This vendor-written tech primer has been edited by Network World to eliminate product promotion, but readers should note it will likely favor the submitter’s approach.
Enterprises have made many attempts to standardize the security evaluation of SaaS applications, including establishing certifications to improve clarity and normalize risk, purchasing compliance suites, and building frameworks to keep all of the information aligned, but none of these attempts have succeeded in establishing consistency. Organizations need a model that will effectively assess every type of SaaS application so comparisons can be made across the board.
In order to develop a comprehensive understanding of risk, there are a few key elements that must be fulfilled. Without these elements, it will be much more challenging for to develop a thorough understanding of risk. Unfortunately, these elements are often the most difficult to fulfill.
The first is corroborating data. Most IT departments conduct vendor security assessment in a vacuum without adequate information. Each auditor may have a piece of the overall puzzle, but none actually see the bigger picture because they rarely collaborate and typically only assess vendor security once before purchasing a solution, meaning that they make risk conclusions with what amounts to single data points on vendor controls.
The second element is a comprehensive view of the SaaS vendor’s security practices. Some SaaS vendors are reluctant to provide auditors the full details of their security practice for fear it may lead to reduced efficacy of their security controls. For example, exposing the details about an encryption implementation might allow attackers to devise a plan to break the encryption, so vendors are often hesitant to reveal this information. As a result, IT departments don’t have a complete understanding of the security controls the vendor has in place.
The final element that is often missing is the means to measure the effectiveness of audit control questions, assessment frameworks, and the auditors themselves. Currently, the only surefire feedback assessors receive is a vendor data breach.
SaaS vendors’ perspective on security assessment
SaaS vendors’ business often hinges on a successful security assessment outcome so it’s in their best interest that their prospects have available an effective evaluation process for security practices. Such a process is likely to lead to appropriate, well-informed risk decisions by buyers. Conversely, inconsistent assessment questions, auditor inefficacy, and inaccurate risk conclusions will be detrimental to widespread SaaS adoption.
In addition, many SaaS vendors are impacted by a lack of a single agreed-upon method for assessing vendor security, meaning that every assessment has unique questions that must be carefully reviewed and answers must be crafted and considered. This makes the process much more tedious and labor intensive.

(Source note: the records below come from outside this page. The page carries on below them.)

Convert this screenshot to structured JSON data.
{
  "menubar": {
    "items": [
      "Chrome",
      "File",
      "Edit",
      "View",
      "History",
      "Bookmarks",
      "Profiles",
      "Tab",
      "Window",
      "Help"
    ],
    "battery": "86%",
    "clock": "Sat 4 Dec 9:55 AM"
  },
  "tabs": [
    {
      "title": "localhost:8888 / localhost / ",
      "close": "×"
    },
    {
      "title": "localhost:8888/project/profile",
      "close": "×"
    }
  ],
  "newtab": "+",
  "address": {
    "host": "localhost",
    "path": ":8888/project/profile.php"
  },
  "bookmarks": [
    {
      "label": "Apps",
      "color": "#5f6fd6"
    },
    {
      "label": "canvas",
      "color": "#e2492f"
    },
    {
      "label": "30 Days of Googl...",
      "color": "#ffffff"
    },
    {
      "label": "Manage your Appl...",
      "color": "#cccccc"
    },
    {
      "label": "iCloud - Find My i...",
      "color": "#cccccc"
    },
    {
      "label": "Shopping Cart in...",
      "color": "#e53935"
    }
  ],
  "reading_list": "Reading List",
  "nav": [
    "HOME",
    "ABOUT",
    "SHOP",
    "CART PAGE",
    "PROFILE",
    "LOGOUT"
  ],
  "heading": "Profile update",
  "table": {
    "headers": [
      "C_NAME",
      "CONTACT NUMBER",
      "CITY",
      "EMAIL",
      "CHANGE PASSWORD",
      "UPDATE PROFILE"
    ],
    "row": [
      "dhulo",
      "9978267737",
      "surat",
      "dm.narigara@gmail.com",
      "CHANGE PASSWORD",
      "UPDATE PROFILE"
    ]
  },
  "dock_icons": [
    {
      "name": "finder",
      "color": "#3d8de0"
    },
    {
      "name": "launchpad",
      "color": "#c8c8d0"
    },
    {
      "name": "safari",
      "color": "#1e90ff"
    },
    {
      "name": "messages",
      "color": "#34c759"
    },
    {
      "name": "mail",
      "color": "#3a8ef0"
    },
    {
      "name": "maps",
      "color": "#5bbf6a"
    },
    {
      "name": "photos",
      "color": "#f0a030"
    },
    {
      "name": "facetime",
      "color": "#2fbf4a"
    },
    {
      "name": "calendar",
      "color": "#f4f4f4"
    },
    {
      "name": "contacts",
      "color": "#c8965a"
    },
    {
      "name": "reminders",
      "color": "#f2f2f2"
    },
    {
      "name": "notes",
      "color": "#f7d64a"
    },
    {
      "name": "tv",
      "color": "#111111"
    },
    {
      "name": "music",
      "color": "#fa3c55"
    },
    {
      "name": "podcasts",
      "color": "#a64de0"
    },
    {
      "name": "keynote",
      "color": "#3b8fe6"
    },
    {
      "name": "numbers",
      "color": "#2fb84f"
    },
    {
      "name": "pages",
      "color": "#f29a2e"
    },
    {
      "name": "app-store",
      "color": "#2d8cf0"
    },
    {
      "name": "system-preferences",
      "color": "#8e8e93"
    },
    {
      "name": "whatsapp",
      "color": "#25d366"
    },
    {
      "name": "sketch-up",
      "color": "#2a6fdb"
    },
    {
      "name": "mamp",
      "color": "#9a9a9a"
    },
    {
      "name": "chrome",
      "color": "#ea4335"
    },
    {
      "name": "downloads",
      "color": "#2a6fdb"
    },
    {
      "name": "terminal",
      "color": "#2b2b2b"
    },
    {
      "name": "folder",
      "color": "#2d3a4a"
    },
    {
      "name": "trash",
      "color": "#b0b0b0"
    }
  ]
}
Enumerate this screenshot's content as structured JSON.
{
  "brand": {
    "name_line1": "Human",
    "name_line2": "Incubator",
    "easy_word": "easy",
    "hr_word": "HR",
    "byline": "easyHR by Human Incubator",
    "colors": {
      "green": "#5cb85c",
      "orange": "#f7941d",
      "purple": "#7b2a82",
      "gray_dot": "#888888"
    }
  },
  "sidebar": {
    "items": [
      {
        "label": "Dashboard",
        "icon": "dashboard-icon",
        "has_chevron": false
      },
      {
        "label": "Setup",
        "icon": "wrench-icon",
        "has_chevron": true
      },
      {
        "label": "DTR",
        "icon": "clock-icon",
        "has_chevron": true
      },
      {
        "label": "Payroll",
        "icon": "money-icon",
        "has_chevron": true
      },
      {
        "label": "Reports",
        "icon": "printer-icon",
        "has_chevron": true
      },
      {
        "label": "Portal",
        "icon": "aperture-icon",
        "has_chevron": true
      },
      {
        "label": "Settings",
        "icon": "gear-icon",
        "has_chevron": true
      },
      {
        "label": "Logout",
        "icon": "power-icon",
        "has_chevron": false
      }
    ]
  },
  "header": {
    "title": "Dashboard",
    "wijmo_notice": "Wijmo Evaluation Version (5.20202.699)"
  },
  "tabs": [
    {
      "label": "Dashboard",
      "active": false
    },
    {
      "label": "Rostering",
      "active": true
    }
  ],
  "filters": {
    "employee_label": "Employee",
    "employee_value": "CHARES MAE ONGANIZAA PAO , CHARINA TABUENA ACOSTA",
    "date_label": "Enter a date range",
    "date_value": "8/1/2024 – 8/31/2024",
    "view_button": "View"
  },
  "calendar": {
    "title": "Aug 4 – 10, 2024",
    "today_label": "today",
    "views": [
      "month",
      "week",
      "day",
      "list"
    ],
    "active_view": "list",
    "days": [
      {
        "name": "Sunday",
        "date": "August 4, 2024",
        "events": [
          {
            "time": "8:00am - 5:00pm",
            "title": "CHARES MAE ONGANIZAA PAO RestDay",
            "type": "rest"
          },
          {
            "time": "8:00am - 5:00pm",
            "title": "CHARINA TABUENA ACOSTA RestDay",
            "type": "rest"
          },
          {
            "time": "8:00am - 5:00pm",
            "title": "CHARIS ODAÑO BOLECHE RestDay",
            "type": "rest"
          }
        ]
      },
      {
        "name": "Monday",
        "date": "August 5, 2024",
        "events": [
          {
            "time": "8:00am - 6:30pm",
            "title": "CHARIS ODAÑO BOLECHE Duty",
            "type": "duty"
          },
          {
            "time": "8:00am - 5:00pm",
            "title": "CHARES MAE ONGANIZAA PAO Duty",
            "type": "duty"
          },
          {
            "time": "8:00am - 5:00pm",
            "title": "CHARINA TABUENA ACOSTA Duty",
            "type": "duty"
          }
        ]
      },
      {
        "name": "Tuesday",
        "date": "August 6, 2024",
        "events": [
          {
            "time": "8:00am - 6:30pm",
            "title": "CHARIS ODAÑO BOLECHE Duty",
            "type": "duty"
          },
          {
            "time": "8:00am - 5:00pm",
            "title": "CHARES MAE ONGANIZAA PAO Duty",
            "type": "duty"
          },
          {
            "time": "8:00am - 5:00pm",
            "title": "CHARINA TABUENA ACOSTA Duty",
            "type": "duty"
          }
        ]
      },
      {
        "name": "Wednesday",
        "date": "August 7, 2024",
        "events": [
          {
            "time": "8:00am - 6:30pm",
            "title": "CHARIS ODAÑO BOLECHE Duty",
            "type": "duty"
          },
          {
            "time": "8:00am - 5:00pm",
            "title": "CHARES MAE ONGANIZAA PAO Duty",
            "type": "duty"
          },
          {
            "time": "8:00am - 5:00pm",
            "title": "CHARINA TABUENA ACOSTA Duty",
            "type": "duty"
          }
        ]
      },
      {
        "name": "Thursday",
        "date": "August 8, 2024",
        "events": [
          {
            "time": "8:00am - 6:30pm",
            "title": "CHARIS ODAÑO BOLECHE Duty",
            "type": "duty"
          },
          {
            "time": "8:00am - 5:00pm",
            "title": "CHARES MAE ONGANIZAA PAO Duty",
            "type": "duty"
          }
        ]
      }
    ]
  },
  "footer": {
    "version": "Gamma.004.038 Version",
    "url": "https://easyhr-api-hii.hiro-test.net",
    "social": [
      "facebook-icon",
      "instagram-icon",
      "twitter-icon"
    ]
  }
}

Clearly, it is in the best interest of both SaaS vendors and organizations’ IT departments to establish a consistent risk-evaluation process. So how can this be accomplished? First, let’s consider the key goals:
- Relieve some of the vendors’ labor burden to complete security assessments
- Make more data available to the assessors
- Standardize and improve the quality of audit questions
- Measure and improve assessor capabilities
- Transform stand-alone audit into consensus audit
- Reduce the cost of a high-quality audit
- Improve the ability of small businesses to make informed risk decisions
The most effective solution would be one that accomplishes all seven goals. The solution could be developed in a variety of different environments, say within an existing GRC (governance, risk management, and compliance) tool, or in an Excel document, a Smartsheet, or even simply as a security audit list in Microsoft Word.
It can be accomplished by using a method that would enable IT departments to collaborate on their assessment of vendors with their peers. The solution should include assessment and assessor peer review, assessment question categorization and rate-and-comment capabilities, and a means to protect vendor security practice while making collaborative assessment information available to the public. This information would give auditors much-needed corroborating evidence to help them understand the risk for each functional control area.
This approach (simplified here for brevity) would also give customers the ability to compare their own results against the established community baseline for each functional control area. That would allow them to draw conclusions related to the efficacy of their own auditors and the relative strength of their assessment process. Additionally, making collaborative assessment information public allows small businesses that don’t have sophisticated information security departments to make informed risk decisions when purchasing software.
Everyone from SaaS vendors to potential buyers of every stripe can benefit from increased collaboration and vendor transparency. Implementing a collaborative solution would significantly improve the security assessment process and provide benefits for enterprises, small businesses, and SaaS vendors by allowing IT departments to enable their line-of-business leaders to find and purchase business enablement solutions with confidence knowing that their data is protected.